Paul Thurrott is an award-winning technology journalist and blogger with over 20 years of industry experience and the author of over 25 books. He is the News Director for the Petri IT Knowledgebase, the major domo at Thurrott.com, and the co-host of three tech podcasts: Windows Weekly with Leo Laporte and Mary Jo Foley, What the Tech with Andrew Zarian, and First Ring Daily with Brad Sams. He was formerly the senior technology analyst at Windows IT Pro and the creator of the SuperSite for Windows.
Paul Thurrott's Recent Posts
Recent August, 2015 Stories
Microsoft’s latest Surface tablets—Surface 3 and Surface Pro 3—are now available with Windows 10 pre-bundled from the Microsoft Store.
Here is small collection of the very many Windows 10-oriented emails I’ve received in the past day or so. Yes, this is just the tip of the iceberg.
You can join the Windows Insiders program today and get and give feedback on new Windows 10 features and updates more quickly than the general public.
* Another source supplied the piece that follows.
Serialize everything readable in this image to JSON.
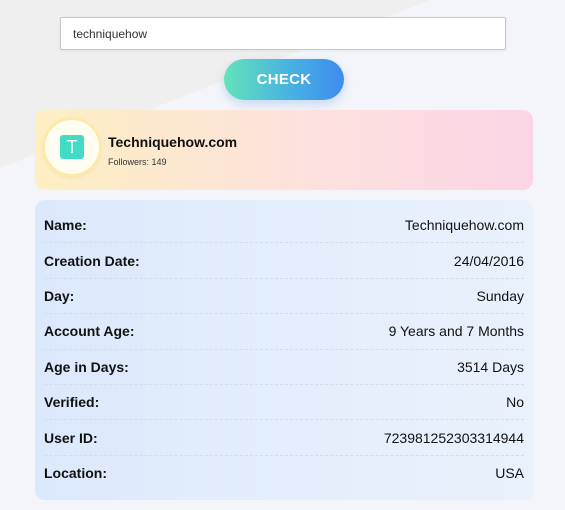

Microsoft Edge is powerful, fast and compatible, but lack a few IE features you may be used to. Here’s what you can do now to configure Edge to work better.
In Windows 10, Microsoft lets you pin Settings, Settings groups, and even individual settings to Start. But you can also pin Settings in other ways too.
Microsoft posted a coming soon page for Windows 10 Mobile which lists a small handful of Lumia smart phones that will be upgraded when the new OS ships.
Once you upgrade your genuine Windows 7/8.1-based PC to Windows 10, you will always be able to perform clean installs of the new OS on that PC going forward.
Microsoft this week released Groove Music—the replacement for Xbox Music—to Android devices, Xbox One and the web. And Sonos announced beta support as well.
In the latest episode of What the Tech, Andrew Zarian rings me up in France and we discuss the Windows 10 launch and the issues we're seeing already.
Like Windows 8.1, Windows 10 has a secret power user menu—really called the Quick Access menu—which provides handy access to advanced system tools.
In Windows 10, the Default Apps interface has been updated and simplified. But most users will probably want to change at least a few of the defaults.
For many Windows 7 upgraders, the new Windows 10 Start menu could prove a bit too different from what they’re used to. Fortunately, there’s a fix.
With Windows 10, Microsoft is instituting various devices limits that determine where you can use apps, games, subscription music and purchased videos.
Windows 10 is here, and I'm in France. And on the latest, 2.5 hour long episode of Windows Weekly, Leo Laporte, Mary Jo Foley, and I discuss the Windows 10 launch and not much else.
Many who reserved their Windows 10 upgrade ahead of time still haven’t been given access yet. But no worries, you don’t have to wait. You can upgrade now.
In Windows 10, Microsoft has overhauled its media player apps with new versions. But the new Movies & TV app won’t keep playing when it’s minimized.
With Microsoft issuing ISO media for Windows 10, many people who qualify for the free upgrade want to clean install the OS rather than upgrade. Here's how.
One of the more common problems we're seeing with Windows 10 this first week is an inability to download apps from the Store. Here’s a fix.
Despite the allure of free upgrades for existing Windows 7 and 8.1 PCs, one thing is quite clear: you're still going to have the best experience on a new PC.
If you don’t like to take your hands off the keyboard, no worries: Windows 10 has your back with some truly useful keyboard shortcuts for managing windows.
Microsoft is making Windows 10 available in ISO form, so you can perform an upgrade or clean install of this new OS offline. Best of all, it's available now.
Microsoft has listened to its customers: Windows 10 is superior to its predecessors and combines the best of Windows 7 with the best of Windows 8.1.
Dell has a little surprise for customers who preordered new PCs running Windows 10: it is shipping those pre-orders today for delivery tomorrow, July 29.
I've started moving my most critical work-related documents to Dropbox, a paid service that is fast and reliable. Unlike, say, OneDrive, which is neither.
When you first heard "Windows as a service," you probably thought "subscription," but it's really about keeping Windows 10 up-to-date. That's a good thing.
I appeared on this week's episode of The New Screen Savers with Leo Laporte and Jim Cutler and provided my Top 10 list of what's new in Windows 10.